Jones is the sixth leading scorer on his own team averaging 8.8 points per game, but it’s his flash plays that are so enticing. Just watch this step-back three.
Kai Jones - just your random 6'11 guy hitting stepback threes. pic.twitter.com/pTjOJQi1Cj— Torben Adelhardt (@Torben41) February 21, 2021
Or this acrobatic finish.
Kai Jones was real, real smooth pic.twitter.com/fjJvzs6zwc— Longhorn Network (@LonghornNetwork) March 12, 2021
Or this transition finishing:
His defense has been good, too. A few more wild highlights like this and Jones
Ayo Dosumnu’s NBA draft stock can rise in the NCAA tournament. Same with Florida guard Tre Mann
While Dosunmu and Mann have little in common other than both being ball handlers, we’ll list them together as players who could really help their draft stock with an impressive showing in the tournament.
Dosunmu is a 6’5 guard who has been the driving force behind Illinois’ resurgence this year. He’s made strides as a pick-and-roll handler (69th percentile on 35 percent of his possessions) and three-point shooter, where he’s hitting 40 percent on three attempts per game. While not the most gifted natural athlete, Dosunmu has a great frame and relentless work ethic that should impress NBA GMs at the end of the first round.
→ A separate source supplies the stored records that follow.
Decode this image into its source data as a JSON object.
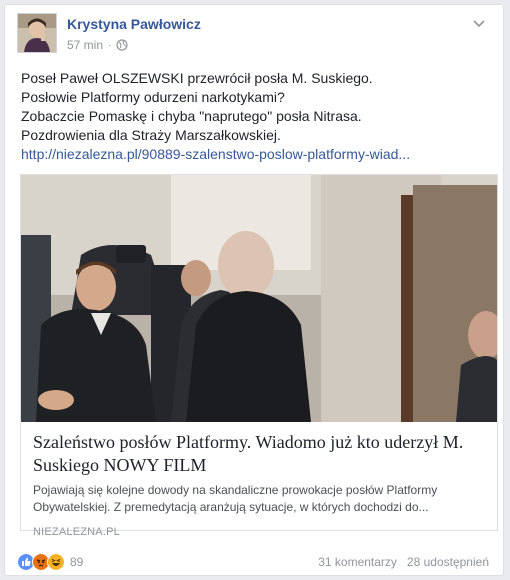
{
  "post": {
    "author": "Krystyna Pawłowicz",
    "time": "57 min",
    "dot": "·",
    "privacy_icon": "globe-icon",
    "menu_icon": "chevron-down-icon"
  },
  "message": {
    "lines": [
      "Poseł Paweł OLSZEWSKI przewrócił posła M. Suskiego.",
      "Posłowie Platformy odurzeni narkotykami?",
      "Zobaczcie Pomaskę i chyba \"naprutego\" posła Nitrasa.",
      "Pozdrowienia dla Straży Marszałkowskiej."
    ],
    "link": "http://niezalezna.pl/90889-szalenstwo-poslow-platformy-wiad..."
  },
  "link_preview": {
    "title": "Szaleństwo posłów Platformy. Wiadomo już kto uderzył M. Suskiego NOWY FILM",
    "description": "Pojawiają się kolejne dowody na skandaliczne prowokacje posłów Platformy Obywatelskiej. Z premedytacją aranżują sytuacje, w których dochodzi do...",
    "domain": "NIEZALEZNA.PL"
  },
  "footer": {
    "reactions": [
      "like",
      "angry",
      "haha"
    ],
    "reaction_count": "89",
    "comments": "31 komentarzy",
    "shares": "28 udostępnień"
  },
  "colors": {
    "link": "#365899",
    "like": "#5890ff",
    "angry": "#e9710f",
    "haha": "#f7b125"
  }
}
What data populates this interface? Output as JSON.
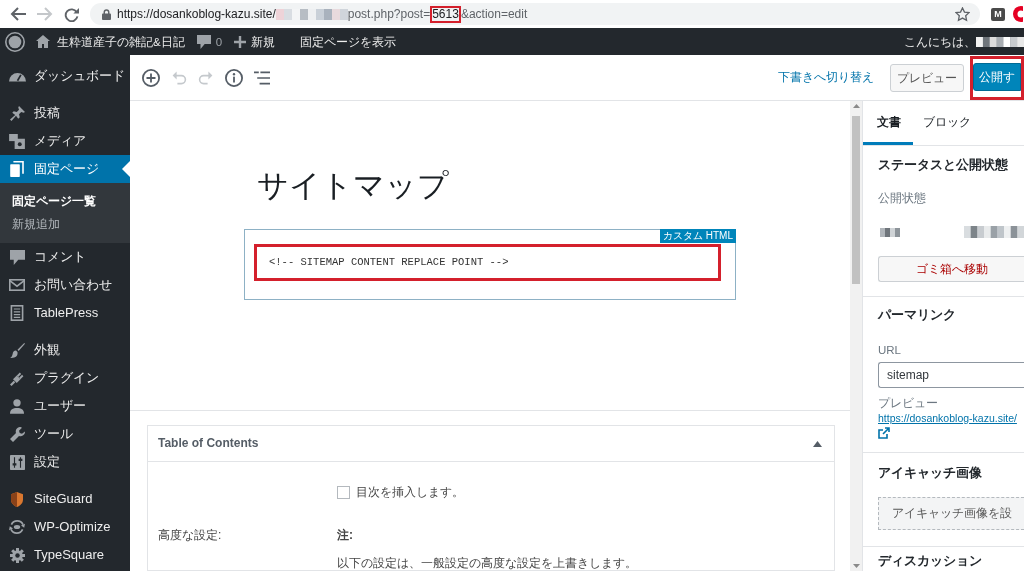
{
  "browser": {
    "forward_disabled": true,
    "url": {
      "origin": "https://dosankoblog-kazu.site/",
      "path": "post.php?post=",
      "post_id": "5613",
      "post_id_highlighted": true,
      "query_rest": "&action=edit"
    },
    "extension_label": "M"
  },
  "admin_bar": {
    "site_name": "生粋道産子の雑記&日記",
    "comment_count": "0",
    "new_label": "新規",
    "view_page": "固定ページを表示",
    "greeting": "こんにちは、"
  },
  "sidebar": {
    "groups": [
      {
        "items": [
          {
            "label": "ダッシュボード",
            "selected": false
          }
        ]
      },
      {
        "items": [
          {
            "label": "投稿",
            "selected": false
          },
          {
            "label": "メディア",
            "selected": false
          },
          {
            "label": "固定ページ",
            "selected": true,
            "children": [
              {
                "label": "固定ページ一覧",
                "selected": true
              },
              {
                "label": "新規追加",
                "selected": false
              }
            ]
          },
          {
            "label": "コメント",
            "selected": false
          },
          {
            "label": "お問い合わせ",
            "selected": false
          },
          {
            "label": "TablePress",
            "selected": false
          }
        ]
      },
      {
        "items": [
          {
            "label": "外観",
            "selected": false
          },
          {
            "label": "プラグイン",
            "selected": false
          },
          {
            "label": "ユーザー",
            "selected": false
          },
          {
            "label": "ツール",
            "selected": false
          },
          {
            "label": "設定",
            "selected": false
          }
        ]
      },
      {
        "items": [
          {
            "label": "SiteGuard",
            "selected": false
          },
          {
            "label": "WP-Optimize",
            "selected": false
          },
          {
            "label": "TypeSquare",
            "selected": false
          }
        ]
      }
    ]
  },
  "editor": {
    "toolbar": {
      "tools": [
        {
          "disabled": false
        },
        {
          "disabled": true
        },
        {
          "disabled": true
        },
        {
          "disabled": false
        },
        {
          "disabled": false
        }
      ],
      "draft_link": "下書きへ切り替え",
      "preview_button": "プレビュー",
      "publish_button": {
        "label": "公開す",
        "highlighted": true
      }
    },
    "title": "サイトマップ",
    "html_block": {
      "label": "カスタム HTML",
      "code": "<!-- SITEMAP CONTENT REPLACE POINT -->",
      "highlighted": true
    },
    "meta_box": {
      "title": "Table of Contents",
      "expanded": true,
      "insert_toc": {
        "label": "目次を挿入します。",
        "checked": false
      },
      "advanced_label": "高度な設定:",
      "note_title": "注:",
      "note_text": "以下の設定は、一般設定の高度な設定を上書きします。"
    }
  },
  "settings_panel": {
    "tabs": [
      {
        "label": "文書",
        "selected": true
      },
      {
        "label": "ブロック",
        "selected": false
      }
    ],
    "status": {
      "title": "ステータスと公開状態",
      "visibility_label": "公開状態",
      "trash_button": "ゴミ箱へ移動"
    },
    "permalink": {
      "title": "パーマリンク",
      "url_label": "URL",
      "slug": "sitemap",
      "preview_label": "プレビュー",
      "preview_link": "https://dosankoblog-kazu.site/"
    },
    "featured_image": {
      "title": "アイキャッチ画像",
      "button": "アイキャッチ画像を設"
    },
    "discussion": {
      "title": "ディスカッション"
    }
  }
}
He’s going to have a big spotlight on him if he can lead the Illini to the Final Four for the first time since 2005. Read our feature on Dosunmu for more on his rise up the basketball ranks.
Mann has blossomed into a dynamite pull-up shooter from three-point range as a sophomore at Florida. Few players in America are better at creating a quality look from deep all by themselves.
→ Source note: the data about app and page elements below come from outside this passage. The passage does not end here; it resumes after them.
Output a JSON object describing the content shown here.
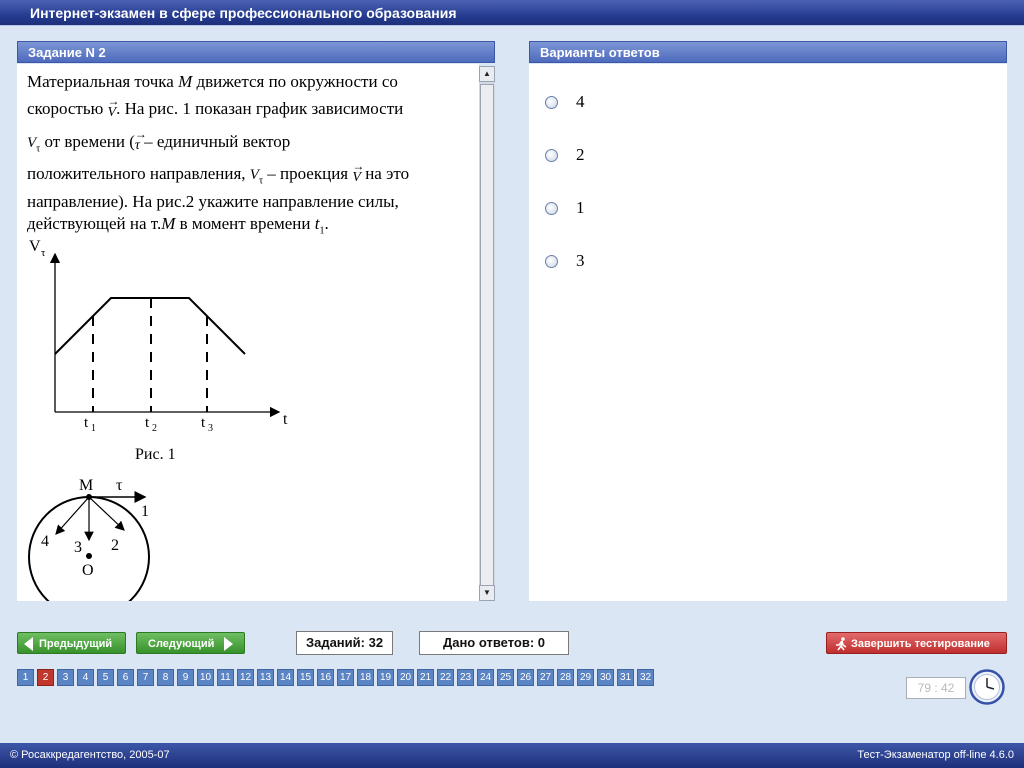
{
  "window": {
    "title": "Интернет-экзамен в сфере профессионального образования"
  },
  "question": {
    "header": "Задание N 2",
    "lines": {
      "l1a": "Материальная точка ",
      "l1m": "M",
      "l1b": " движется по окружности со",
      "l2a": "скоростью ",
      "l2v": "V",
      "l2b": ". На рис. 1 показан график зависимости",
      "l3v": "V",
      "l3sub": "τ",
      "l3a": " от времени (",
      "l3t": "τ",
      "l3b": " – единичный вектор",
      "l4a": "положительного направления, ",
      "l4v": "V",
      "l4sub": "τ",
      "l4b": " – проекция ",
      "l4vv": "V",
      "l4c": " на это",
      "l5": "направление). На рис.2 укажите направление силы,",
      "l6a": "действующей на т.",
      "l6m": "M",
      "l6b": " в момент времени ",
      "l6t": "t",
      "l6sub": "1",
      "l6c": "."
    },
    "fig1": {
      "y_axis_label": "V",
      "y_axis_sub": "τ",
      "x_axis_label": "t",
      "ticks": [
        {
          "label": "t",
          "sub": "1"
        },
        {
          "label": "t",
          "sub": "2"
        },
        {
          "label": "t",
          "sub": "3"
        }
      ],
      "caption": "Рис. 1"
    },
    "fig2": {
      "point_label": "M",
      "tangent_label": "τ",
      "center_label": "O",
      "arrow_labels": [
        "1",
        "2",
        "3",
        "4"
      ]
    }
  },
  "answers": {
    "header": "Варианты ответов",
    "options": [
      "4",
      "2",
      "1",
      "3"
    ]
  },
  "nav": {
    "prev_label": "Предыдущий",
    "next_label": "Следующий",
    "tasks_label": "Заданий: 32",
    "answered_label": "Дано ответов: 0",
    "finish_label": "Завершить тестирование"
  },
  "pager": {
    "pages": [
      "1",
      "2",
      "3",
      "4",
      "5",
      "6",
      "7",
      "8",
      "9",
      "10",
      "11",
      "12",
      "13",
      "14",
      "15",
      "16",
      "17",
      "18",
      "19",
      "20",
      "21",
      "22",
      "23",
      "24",
      "25",
      "26",
      "27",
      "28",
      "29",
      "30",
      "31",
      "32"
    ],
    "current": "2"
  },
  "timer": {
    "value": "79 : 42"
  },
  "footer": {
    "copyright": "© Росаккредагентство, 2005-07",
    "version": "Тест-Экзаменатор off-line 4.6.0"
  },
  "colors": {
    "accent": "#263d92",
    "pager": "#5a84c4",
    "current_page": "#c0372d",
    "finish": "#bf2e2e",
    "nav_buttons": "#37922b"
  },
  "icons": {
    "clock": "clock-icon",
    "finish": "running-man-icon",
    "prev": "arrow-left-icon",
    "next": "arrow-right-icon"
  }
}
Tre Mann is very quietly in the midst of a historical season from deep. Shooting 40% on just 36.6% (!!!!) of those makes being assisted. Producing an unheard of combination of self creation and efficiency.— Jake Rosen (@JakeInThePaint) March 17, 2021
No. 7 seed Florida has to get past No. 10 seed Virginia Tech in the first round before they start thinking about a deep run, but a potential matchup against a great Ohio State defense in the round of 32 could give Mann a big platform to showcase his shooting. The 6’5 guard isn’t going to win near the basket with strength, but he’s a capable playmaker and has the type of signature skill that should sell itself well come draft time.
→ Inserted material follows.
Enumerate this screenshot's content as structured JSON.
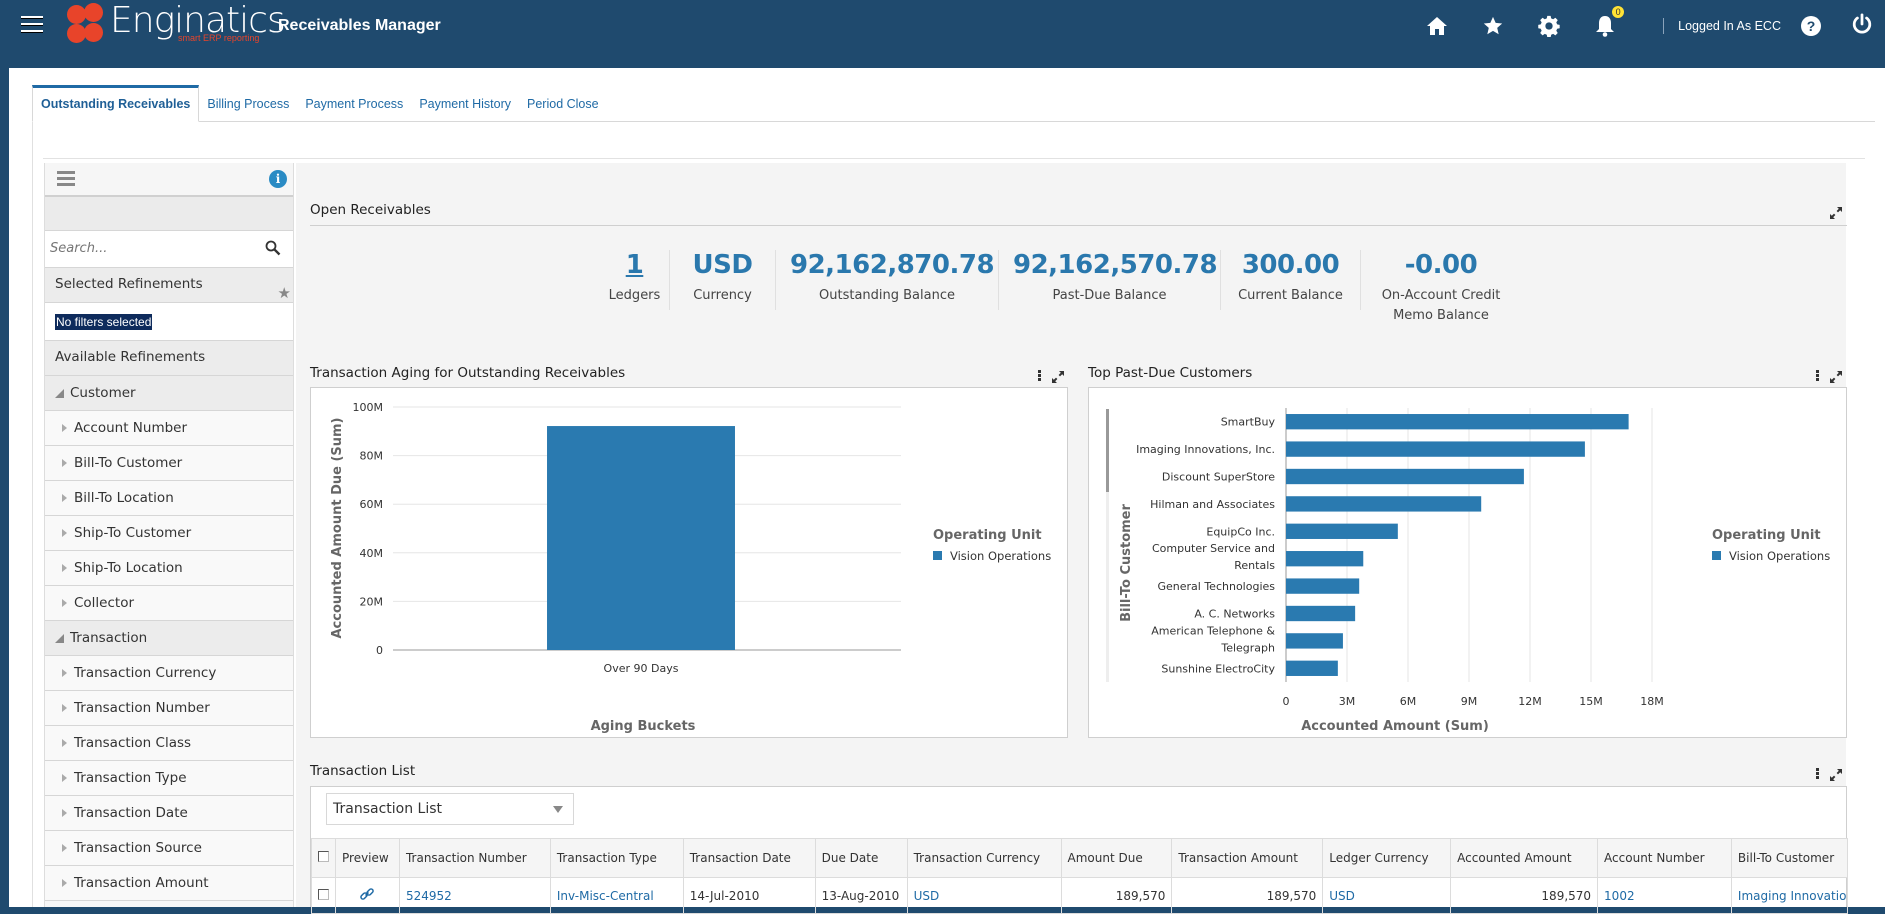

12 other NBA draft prospects who can help themselves in March Madness
Here are a few more players NBA teams should be closely monitoring during their run in the NCAA tournament:
- Jared Butler, G, Baylor
- Davion Mitchell, G, Baylor
- Terrence Shannon Jr., G, Texas Tech
- Chris Duarte, G, Oregon
- Ron Harper Jr., F, Rutgers
- Joel Ayayi, G, Gonzaga
- Jay Huff, C, Virginia
- Cam Thomas, G, LSU
- Miles McBride, G, West Virginia
- Herb Jones, F, Alabama
- Ochai Agbaji, G, Kansas
- McKinley Wright IV, G, Colorado
Who are we missing? Have questions about your favorite team or prospect? Drop us a line in the comments below.